In recent decades a number of democratic transitions began when an authoritarian government agreed to elections under rules it had designed to ensure its continued hold on power—and then lost. In the Philippines in 1985, Chile in 1988, Poland in 1989, and Yugoslavia in 2000, rulers ceded power, gracefully or not, after a surprising defeat at the polls. In Palestine in 2006, the long dominant Fatah party lost to a “Change and Reform” slate assembled by the Islamist Hamas movement.

There has been less friction than might have been expected between Fatah and Hamas during the transition, largely because President Mahmud Abbas and the new Hamas majority have been fairly conscientious in observing procedures. New parliamentarians—though inexperienced—have intently studied the constitution, legal framework, and parliamentary bylaws. For instance, when they discovered that the outgoing cabinet had not submitted a 2006 budget and that the Palestinian Authority would lose its legal authority to spend money, they refused to ignore the issue (as the outgoing parliament had often done) but instead quickly rushed through legislation allowing an extension. But there continue to be rough spots. The outgoing Fatah majority in parliament tried to rush through a set of measures (now challenged in the courts) and the incoming Hamas speaker of parliament called in public prosecutors to investigate suspected forgery of parliamentary records. And the critical issue of control of the security services has not been resolved.

Hamas's restraint regarding domestic affairs has helped. Chairmanships of parliamentary committees have been doled out among various parties rather than monopolized by the governing majority. And Hamas's legislative program is at present quite modest. Deputies have mentioned few laws that they wish to see passed; when pressed, they identify only general issues rather than specific projects. Even on religious matters Hamas seems anxious to assure Palestinians that they are in for no sudden change. Nasser Al Shaer, an Islamic law professor who doubles as Education Minister and Deputy Prime Minister, has abandoned former calls for a constitutional prohibition on legislation that violates Islamic law and promises that there will be no major changes in school curricula.

The new government is promising to focus on efficiency, clean government, and ending the disorder in Palestinian streets. Indeed, the Hamas government program says little of struggle and resistance; Islam and Islamic law are passed over in silence. But corruption is denounced three times and rule of law mentioned five times. The newly seated parliament has attracted attention for its insistence on extended prayer breaks, but the deputies themselves speak far more about transparency and economic problems than they do about the sale of alcohol or women's dress.

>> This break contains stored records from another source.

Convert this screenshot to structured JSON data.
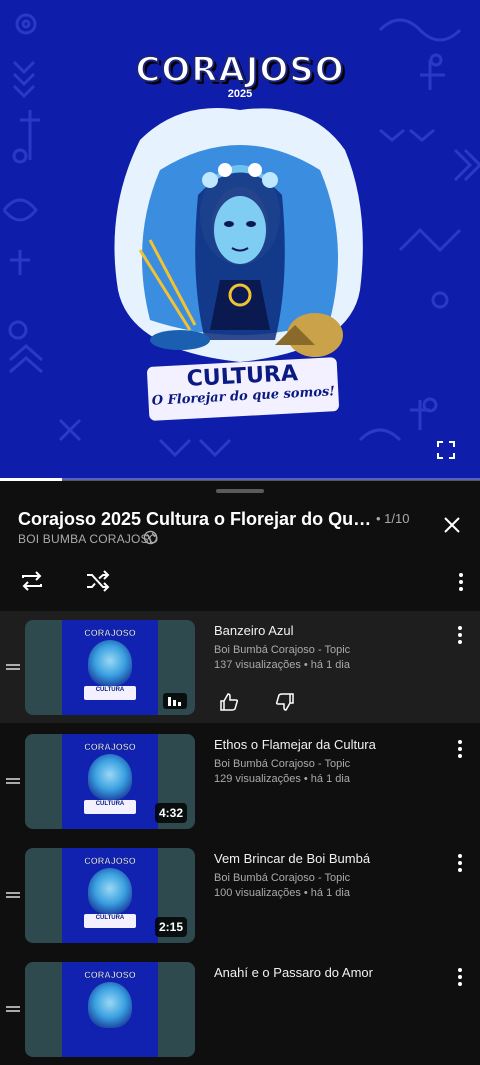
{
  "video": {
    "artwork": {
      "title": "CORAJOSO",
      "year": "2025",
      "banner_title": "CULTURA",
      "banner_subtitle": "O Florejar do que somos!"
    },
    "progress": 0.13,
    "fullscreen_icon": "fullscreen-icon"
  },
  "playlist": {
    "title": "Corajoso 2025 Cultura o Florejar do Que ...",
    "index": "• 1/10",
    "channel": "BOI BUMBA CORAJOSO",
    "channel_icon": "globe-icon",
    "controls": {
      "loop_icon": "loop-icon",
      "shuffle_icon": "shuffle-icon",
      "more_icon": "more-vert-icon"
    },
    "items": [
      {
        "title": "Banzeiro Azul",
        "channel": "Boi Bumbá Corajoso - Topic",
        "meta": "137 visualizações • há 1 dia",
        "duration": "",
        "active": true,
        "thumb_title": "CORAJOSO",
        "thumb_banner": "CULTURA"
      },
      {
        "title": "Ethos o Flamejar da Cultura",
        "channel": "Boi Bumbá Corajoso - Topic",
        "meta": "129 visualizações • há 1 dia",
        "duration": "4:32",
        "active": false,
        "thumb_title": "CORAJOSO",
        "thumb_banner": "CULTURA"
      },
      {
        "title": "Vem Brincar de Boi Bumbá",
        "channel": "Boi Bumbá Corajoso - Topic",
        "meta": "100 visualizações • há 1 dia",
        "duration": "2:15",
        "active": false,
        "thumb_title": "CORAJOSO",
        "thumb_banner": "CULTURA"
      },
      {
        "title": "Anahí e o Passaro do Amor",
        "channel": "",
        "meta": "",
        "duration": "",
        "active": false,
        "thumb_title": "CORAJOSO",
        "thumb_banner": ""
      }
    ]
  },
  "colors": {
    "video_bg": "#0e1eab",
    "sheet_bg": "#0f0f0f",
    "active_row": "#1e1e1e",
    "thumb_bg": "#2e4a4e"
  }
}
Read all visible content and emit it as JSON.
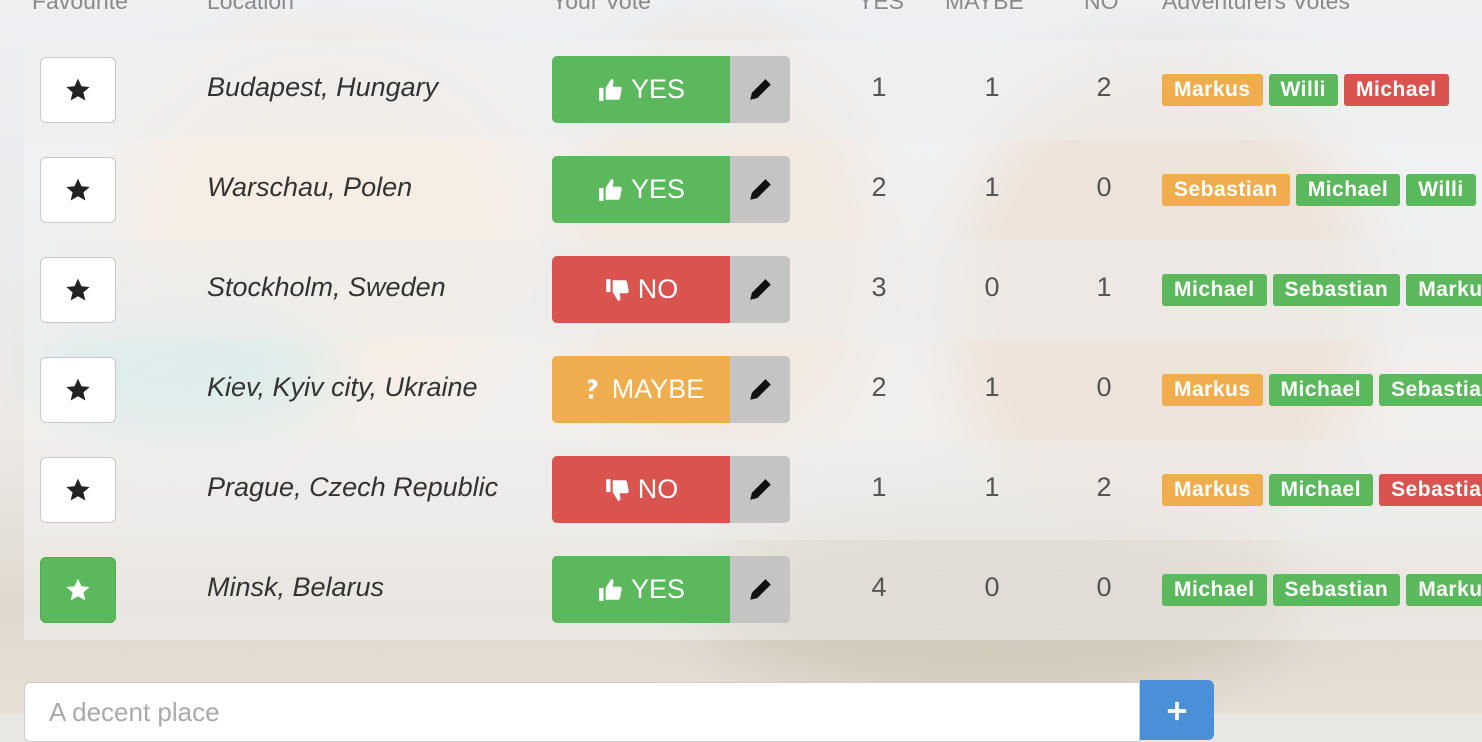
{
  "header": {
    "favourite": "Favourite",
    "location": "Location",
    "your_vote": "Your Vote",
    "yes": "YES",
    "maybe": "MAYBE",
    "no": "NO",
    "adventurers_votes": "Adventurers Votes"
  },
  "rows": [
    {
      "location": "Budapest, Hungary",
      "favourite": false,
      "vote": "yes",
      "vote_label": "YES",
      "yes": 1,
      "maybe": 1,
      "no": 2,
      "votes": [
        {
          "name": "Markus",
          "vote": "maybe"
        },
        {
          "name": "Willi",
          "vote": "yes"
        },
        {
          "name": "Michael",
          "vote": "no"
        }
      ]
    },
    {
      "location": "Warschau, Polen",
      "favourite": false,
      "vote": "yes",
      "vote_label": "YES",
      "yes": 2,
      "maybe": 1,
      "no": 0,
      "votes": [
        {
          "name": "Sebastian",
          "vote": "maybe"
        },
        {
          "name": "Michael",
          "vote": "yes"
        },
        {
          "name": "Willi",
          "vote": "yes"
        }
      ]
    },
    {
      "location": "Stockholm, Sweden",
      "favourite": false,
      "vote": "no",
      "vote_label": "NO",
      "yes": 3,
      "maybe": 0,
      "no": 1,
      "votes": [
        {
          "name": "Michael",
          "vote": "yes"
        },
        {
          "name": "Sebastian",
          "vote": "yes"
        },
        {
          "name": "Markus",
          "vote": "yes"
        }
      ]
    },
    {
      "location": "Kiev, Kyiv city, Ukraine",
      "favourite": false,
      "vote": "maybe",
      "vote_label": "MAYBE",
      "yes": 2,
      "maybe": 1,
      "no": 0,
      "votes": [
        {
          "name": "Markus",
          "vote": "maybe"
        },
        {
          "name": "Michael",
          "vote": "yes"
        },
        {
          "name": "Sebastian",
          "vote": "yes"
        }
      ]
    },
    {
      "location": "Prague, Czech Republic",
      "favourite": false,
      "vote": "no",
      "vote_label": "NO",
      "yes": 1,
      "maybe": 1,
      "no": 2,
      "votes": [
        {
          "name": "Markus",
          "vote": "maybe"
        },
        {
          "name": "Michael",
          "vote": "yes"
        },
        {
          "name": "Sebastian",
          "vote": "no"
        }
      ]
    },
    {
      "location": "Minsk, Belarus",
      "favourite": true,
      "vote": "yes",
      "vote_label": "YES",
      "yes": 4,
      "maybe": 0,
      "no": 0,
      "votes": [
        {
          "name": "Michael",
          "vote": "yes"
        },
        {
          "name": "Sebastian",
          "vote": "yes"
        },
        {
          "name": "Markus",
          "vote": "yes"
        }
      ]
    }
  ],
  "add": {
    "placeholder": "A decent place"
  },
  "colors": {
    "yes": "#5cb85c",
    "no": "#d9534f",
    "maybe": "#f0ad4e",
    "add_button": "#4a90d9"
  },
  "icons": {
    "favourite": "star-icon",
    "yes": "thumbs-up-icon",
    "no": "thumbs-down-icon",
    "maybe": "question-icon",
    "edit": "pencil-icon",
    "add": "plus-icon"
  }
}
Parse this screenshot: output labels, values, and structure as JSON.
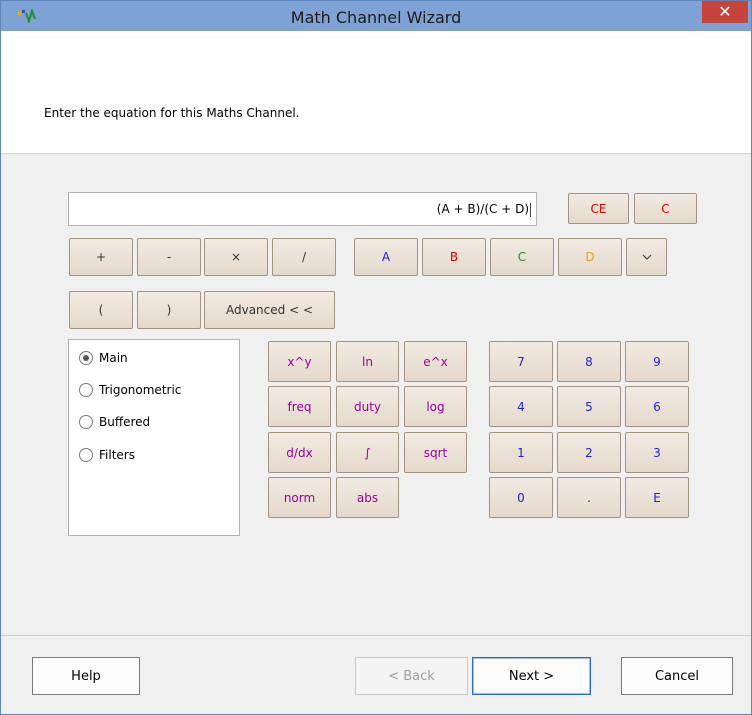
{
  "window": {
    "title": "Math Channel Wizard",
    "close_label": "✕"
  },
  "instruction": "Enter the equation for this Maths Channel.",
  "equation": {
    "value": "(A + B)/(C + D)"
  },
  "clear_buttons": {
    "ce": "CE",
    "c": "C"
  },
  "operators": {
    "plus": "+",
    "minus": "-",
    "times": "×",
    "divide": "/"
  },
  "channels": {
    "a": "A",
    "b": "B",
    "c": "C",
    "d": "D",
    "more": "⌄"
  },
  "parens": {
    "open": "(",
    "close": ")"
  },
  "advanced_label": "Advanced < <",
  "categories": [
    {
      "label": "Main",
      "checked": true
    },
    {
      "label": "Trigonometric",
      "checked": false
    },
    {
      "label": "Buffered",
      "checked": false
    },
    {
      "label": "Filters",
      "checked": false
    }
  ],
  "functions": {
    "pow": "x^y",
    "ln": "ln",
    "exp": "e^x",
    "freq": "freq",
    "duty": "duty",
    "log": "log",
    "ddx": "d/dx",
    "integral": "∫",
    "sqrt": "sqrt",
    "norm": "norm",
    "abs": "abs"
  },
  "keypad": {
    "k7": "7",
    "k8": "8",
    "k9": "9",
    "k4": "4",
    "k5": "5",
    "k6": "6",
    "k1": "1",
    "k2": "2",
    "k3": "3",
    "k0": "0",
    "dot": ".",
    "e": "E"
  },
  "footer": {
    "help": "Help",
    "back": "< Back",
    "next": "Next >",
    "cancel": "Cancel"
  },
  "colors": {
    "titlebar": "#7fa2d4",
    "close": "#c7443c",
    "channel_a": "#1f1fe0",
    "channel_b": "#e00000",
    "channel_c": "#1f8f1f",
    "channel_d": "#e0a020",
    "function_text": "#990099"
  }
}
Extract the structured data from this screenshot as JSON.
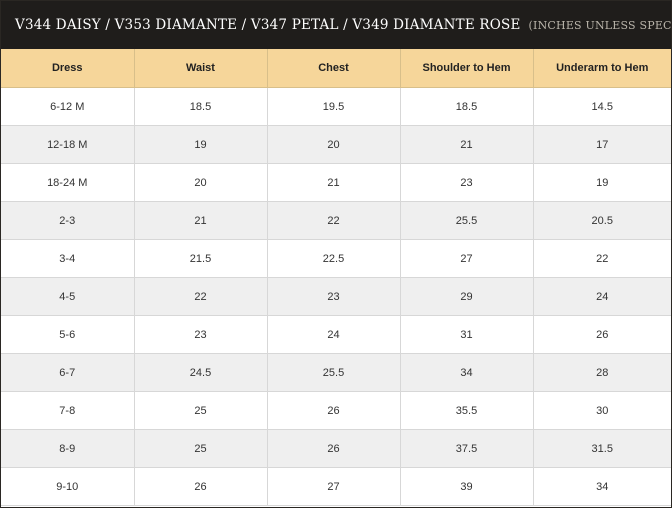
{
  "header": {
    "title": "V344 DAISY / V353 DIAMANTE / V347 PETAL / V349 DIAMANTE ROSE",
    "subtitle": "(INCHES UNLESS SPECIFIED)"
  },
  "table": {
    "columns": [
      "Dress",
      "Waist",
      "Chest",
      "Shoulder to Hem",
      "Underarm to Hem"
    ],
    "rows": [
      [
        "6-12 M",
        "18.5",
        "19.5",
        "18.5",
        "14.5"
      ],
      [
        "12-18 M",
        "19",
        "20",
        "21",
        "17"
      ],
      [
        "18-24 M",
        "20",
        "21",
        "23",
        "19"
      ],
      [
        "2-3",
        "21",
        "22",
        "25.5",
        "20.5"
      ],
      [
        "3-4",
        "21.5",
        "22.5",
        "27",
        "22"
      ],
      [
        "4-5",
        "22",
        "23",
        "29",
        "24"
      ],
      [
        "5-6",
        "23",
        "24",
        "31",
        "26"
      ],
      [
        "6-7",
        "24.5",
        "25.5",
        "34",
        "28"
      ],
      [
        "7-8",
        "25",
        "26",
        "35.5",
        "30"
      ],
      [
        "8-9",
        "25",
        "26",
        "37.5",
        "31.5"
      ],
      [
        "9-10",
        "26",
        "27",
        "39",
        "34"
      ]
    ]
  },
  "colors": {
    "header_bg": "#1f1d1b",
    "column_header_bg": "#f6d69a",
    "row_alt_bg": "#efefef"
  }
}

Much of the modesty of Hamas's objectives reflects its reading of the public mood. While some of its core constituency may wish to see a thorough Islamization of society and a return to what Hamas terms “resistance,” the movement won the election by its promise of reform and honesty. Hamas confronts some legal limitations as well, as the presidency retains certain powers and most of the bureaucracy was hired by Fatah and is protected by a strong civil service law.

While domestic affairs are proceeding quietly, however, the international environment poses a significant set of obstacles. Hamas's efforts to pull other parties into the cabinet ultimately foundered on its unwillingness to give unambiguous pledges to honor past international agreements or accept the authority of the Palestinian Liberation Organization, a largely moribund body that still claims the allegiance of Palestinians throughout the world.

Economic and fiscal limitations are most daunting. The Palestinian economy is dependent on access to Israeli markets and ports; the budget is dependent on taxes on entering goods that are actually collected by Israel as well as on foreign assistance. Hamas's victory has faced Palestinian society with the loss of all of these vital sources of economic growth and government revenues. To date Hamas has yet to deliver on a solution beyond a variety of slogans including tightening belts, eliminating the abuse of public funds, donations from friendly Arab and Muslim states, economic self-reliance, and greater economic integration with surrounding Arab states. When queried on their solution to the dire fiscal crisis, government leaders are easily able to identify actions others should take but indicate no practical solutions of their own.

In addition, it is not clear how long the lull in Israeli-Palestinian violence can survive the stubborn Hamas refusal to soften its position and the Israeli determination to pursue a unilateral solution in the absence of negotiations. Last month's Israeli raid on Jericho and the Hamas pledge not to suppress anti-Israeli violence by other Palestinian factions suggest that Palestinian electoral democracy is threatened less by Hamas's uncertain democratic credentials—indeed the party's rhetoric and positions are probably more democratic than those of any other ruling party in the Arab world—and more by the conflict with Israel, which its electoral victory has greatly deepened.

Nathan J. Brown is a senior associate at the Carnegie Endowment for International Peace.